The example content above is defined in BookDetail.xhtml. In addition to ErrorMessages.xhtml, which is shared by most of the examples, it includes three other nested templates. In fact, there is little else in BookDetail.xhtml other than the layout elements that nest the other components. The nested components are as follows:

TableHead.xhtml contains a THEAD element that defines the the main header area of the table. Uses custom s:formatter attributes settings to configure CSVListFormatters (which format the elements of a List as comma-separated strings) for several List properties containing, respectively, publisher's names, publication dates, nad ISBNs for the editions shown in the body of the table. One of these (the setting for the publication dates List) identifies the nestedFormatter type to use to format the List's elements, as follows:


TableBody.xhtml defines a TBODY containing two rows: the heading row immediately above the data rows, and a row that defines the repeating element. The TR for that row contains a s:collection custom attribute that configures a Collection to iterate over. The INPUT element for the Price column has an s:formatter custom attribute that includes a setting instructing the CurrencyFormatter to use the currency symbol, as follows:

The INPUT element in the In Stock column uses a s:validation custom attribute to specify a range as follow:
It's more common to specify a range with a pair of minValue and maxValue settings, like so
    s:minValue=0 s:maxValue=500"
The example includes s:validation to provide a simple illustration of its usage. While it may not be needed frequently, this more general mechanism has the advantage of being usable with arbitrary ValidationRules and settings, including ones that don't exist in the framework, such as those your application might add.

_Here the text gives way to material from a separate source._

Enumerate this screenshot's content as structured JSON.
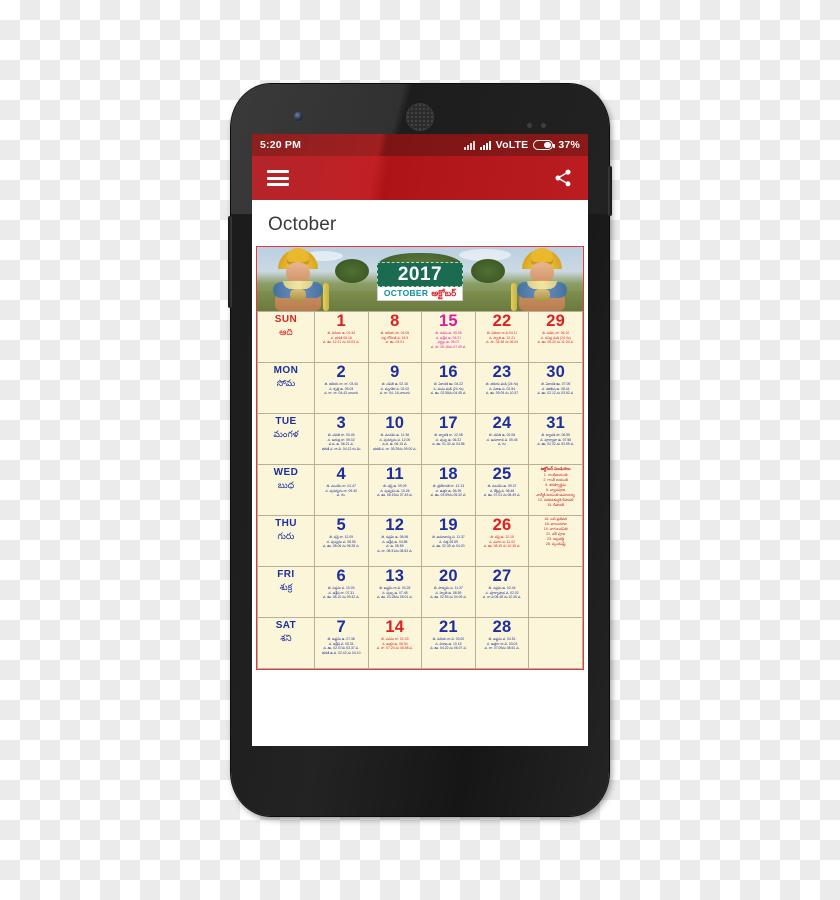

TableFoot.xhtml contains an unremarkable TFOOT element that includes a simple INPUT element for the submit button.